Amy Cannon writes about something I've been thinking about lately - our language for God is too mundane. Now, let me say right away that it's a good thing to approach God on our human level. He comes to us in Jesus as a human. He understands our weaknesses. There is a time for expressing ourselves to God very simply. But I think for most Christians, we have no vocabulary to speak to God or about God in a vocabulary that captures His grandeur - or our need for Him that stretches us.

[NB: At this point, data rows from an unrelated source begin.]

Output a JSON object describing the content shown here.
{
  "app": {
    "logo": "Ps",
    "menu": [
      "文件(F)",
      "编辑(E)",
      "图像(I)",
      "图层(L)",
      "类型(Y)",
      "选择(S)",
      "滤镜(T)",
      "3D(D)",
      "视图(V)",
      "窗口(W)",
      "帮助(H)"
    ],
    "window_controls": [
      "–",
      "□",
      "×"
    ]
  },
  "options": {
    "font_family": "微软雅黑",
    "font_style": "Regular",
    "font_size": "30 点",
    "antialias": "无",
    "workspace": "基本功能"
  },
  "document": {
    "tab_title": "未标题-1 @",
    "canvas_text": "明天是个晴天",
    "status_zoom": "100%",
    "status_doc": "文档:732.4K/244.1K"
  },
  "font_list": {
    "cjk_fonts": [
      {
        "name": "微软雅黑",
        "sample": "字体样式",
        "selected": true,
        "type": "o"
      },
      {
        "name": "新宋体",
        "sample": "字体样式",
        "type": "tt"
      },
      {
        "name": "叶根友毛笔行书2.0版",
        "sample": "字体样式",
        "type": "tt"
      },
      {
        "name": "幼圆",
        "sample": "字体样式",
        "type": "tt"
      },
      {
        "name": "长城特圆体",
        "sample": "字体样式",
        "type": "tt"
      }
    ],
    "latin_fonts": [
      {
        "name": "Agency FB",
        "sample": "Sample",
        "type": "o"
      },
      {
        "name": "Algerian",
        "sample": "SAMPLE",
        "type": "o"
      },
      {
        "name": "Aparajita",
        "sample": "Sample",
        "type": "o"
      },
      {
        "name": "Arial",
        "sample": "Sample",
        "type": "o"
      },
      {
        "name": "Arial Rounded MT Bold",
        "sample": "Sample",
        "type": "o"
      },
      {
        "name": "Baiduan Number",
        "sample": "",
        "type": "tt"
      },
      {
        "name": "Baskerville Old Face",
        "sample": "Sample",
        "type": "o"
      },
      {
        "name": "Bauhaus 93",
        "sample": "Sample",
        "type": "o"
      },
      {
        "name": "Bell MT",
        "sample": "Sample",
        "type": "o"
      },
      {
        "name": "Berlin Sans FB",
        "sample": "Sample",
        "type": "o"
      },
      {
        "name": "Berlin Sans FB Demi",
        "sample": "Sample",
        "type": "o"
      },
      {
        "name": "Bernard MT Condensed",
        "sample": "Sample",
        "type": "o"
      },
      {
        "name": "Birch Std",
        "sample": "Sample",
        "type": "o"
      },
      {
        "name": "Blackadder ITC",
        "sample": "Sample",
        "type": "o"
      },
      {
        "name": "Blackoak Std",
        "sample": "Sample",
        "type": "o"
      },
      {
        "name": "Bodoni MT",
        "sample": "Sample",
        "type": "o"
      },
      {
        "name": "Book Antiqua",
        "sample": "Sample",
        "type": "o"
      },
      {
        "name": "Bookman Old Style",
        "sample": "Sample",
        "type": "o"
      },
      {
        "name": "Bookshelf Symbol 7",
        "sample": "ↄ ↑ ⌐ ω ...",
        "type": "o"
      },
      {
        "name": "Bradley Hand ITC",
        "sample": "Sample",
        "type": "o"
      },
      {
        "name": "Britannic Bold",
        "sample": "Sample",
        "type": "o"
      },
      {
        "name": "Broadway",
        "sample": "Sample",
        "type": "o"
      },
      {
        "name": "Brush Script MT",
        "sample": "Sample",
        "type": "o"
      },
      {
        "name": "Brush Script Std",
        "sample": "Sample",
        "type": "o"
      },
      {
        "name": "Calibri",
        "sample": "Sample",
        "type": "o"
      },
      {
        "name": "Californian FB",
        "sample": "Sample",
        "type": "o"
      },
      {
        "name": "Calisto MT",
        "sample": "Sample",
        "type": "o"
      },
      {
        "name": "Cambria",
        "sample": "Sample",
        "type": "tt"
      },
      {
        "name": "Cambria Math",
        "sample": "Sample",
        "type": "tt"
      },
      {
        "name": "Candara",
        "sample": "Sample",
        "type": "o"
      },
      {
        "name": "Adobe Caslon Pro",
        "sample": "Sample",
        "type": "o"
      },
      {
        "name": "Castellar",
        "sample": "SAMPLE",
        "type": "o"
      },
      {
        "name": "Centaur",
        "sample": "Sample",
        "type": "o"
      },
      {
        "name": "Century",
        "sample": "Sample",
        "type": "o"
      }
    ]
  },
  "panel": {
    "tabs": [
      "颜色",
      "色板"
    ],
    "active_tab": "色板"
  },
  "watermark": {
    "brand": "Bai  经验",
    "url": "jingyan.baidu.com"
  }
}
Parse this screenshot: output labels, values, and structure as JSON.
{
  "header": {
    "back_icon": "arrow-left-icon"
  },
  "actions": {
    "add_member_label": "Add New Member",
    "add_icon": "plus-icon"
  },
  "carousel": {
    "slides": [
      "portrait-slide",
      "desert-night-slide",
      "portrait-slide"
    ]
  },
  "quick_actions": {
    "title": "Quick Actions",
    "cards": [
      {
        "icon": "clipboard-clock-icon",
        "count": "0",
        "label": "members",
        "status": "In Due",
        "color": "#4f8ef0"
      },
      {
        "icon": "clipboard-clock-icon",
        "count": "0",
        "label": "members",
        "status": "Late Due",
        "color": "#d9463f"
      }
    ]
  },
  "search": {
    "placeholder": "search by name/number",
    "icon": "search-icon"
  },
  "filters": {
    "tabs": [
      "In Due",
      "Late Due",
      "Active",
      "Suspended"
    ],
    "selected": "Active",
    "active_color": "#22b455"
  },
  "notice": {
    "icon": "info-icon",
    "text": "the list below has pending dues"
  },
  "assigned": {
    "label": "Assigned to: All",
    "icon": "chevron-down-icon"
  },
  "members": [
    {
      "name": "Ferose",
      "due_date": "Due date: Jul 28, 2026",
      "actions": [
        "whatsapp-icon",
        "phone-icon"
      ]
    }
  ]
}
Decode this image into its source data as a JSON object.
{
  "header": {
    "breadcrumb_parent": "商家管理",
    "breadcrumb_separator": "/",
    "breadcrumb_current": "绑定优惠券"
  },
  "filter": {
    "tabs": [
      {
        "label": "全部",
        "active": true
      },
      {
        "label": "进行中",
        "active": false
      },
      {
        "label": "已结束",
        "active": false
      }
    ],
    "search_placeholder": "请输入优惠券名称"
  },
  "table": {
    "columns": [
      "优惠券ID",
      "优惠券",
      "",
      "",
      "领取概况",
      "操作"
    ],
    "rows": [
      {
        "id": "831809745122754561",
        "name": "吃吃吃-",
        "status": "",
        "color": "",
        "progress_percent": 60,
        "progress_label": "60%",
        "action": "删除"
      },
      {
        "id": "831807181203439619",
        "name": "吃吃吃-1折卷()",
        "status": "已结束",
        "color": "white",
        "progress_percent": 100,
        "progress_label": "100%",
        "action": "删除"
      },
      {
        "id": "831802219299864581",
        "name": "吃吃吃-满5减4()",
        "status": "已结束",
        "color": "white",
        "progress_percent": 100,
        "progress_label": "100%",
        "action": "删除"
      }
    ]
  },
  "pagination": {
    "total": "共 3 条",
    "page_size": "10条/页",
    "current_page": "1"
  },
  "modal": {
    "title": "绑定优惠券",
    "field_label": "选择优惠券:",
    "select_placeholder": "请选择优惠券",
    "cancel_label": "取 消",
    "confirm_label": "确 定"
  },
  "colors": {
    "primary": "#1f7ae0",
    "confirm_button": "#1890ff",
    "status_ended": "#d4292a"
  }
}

I've been spending a number of months reading and praying in the Psalms, and it's influenced the way I express myself in prayer. The Bible addresses God and speaks about God in a vocabulary that is lofty, very different from the way we normally express ourselves. And the Bible speaks of our need and our sin in a very deep way that just isn't captured by our everyday vocabulary. I recently read Psalm 51 at the beginning of an STR staff meeting, and one person made the observation that we don't hear language like that in church anymore. And that, I think, is too bad. Thank God we can come to Him just as we are and speak to Him in a common way. He accepts that. But I think it's good for our souls to, at times, reach up to Him in language that stretches our categories, giving us a grander view of God and a deeper sense of our need for Him.
Here's what Cannon says:
It really is a different thing to say “God cares!” than to say “The Lord is my Shepherd, I shall not want.” With the soaring adulation of the Davidic Psalms, the theological nuance and resounding rhetorical height of the Pauline Epistles (the beginning of Ephesians 1 and Philippians 2 are striking examples), in Mary’s Magnificat and God’s transcendent promises to Abraham, the language of the Bible evokes true things about our relationship with God - truths about his overawing excellence, because of which our brothers have taken off their shoes, fallen on their faces, bemoaned their uncleanliness, been consumed by fire, or glowed for days after.
Even in translation, the word of God is often a word of grandeur or magnificence - something foreign to an Evangelical vocabulary. We lose much of what is being said or taking place in Scripture when we unyeildingly collapsed it into conversational prose. I worry that our confident casualness of speech prevents our recognizing the grandness of God by practicing grandness in the language about Him - a grandness modeled for us in Scripture.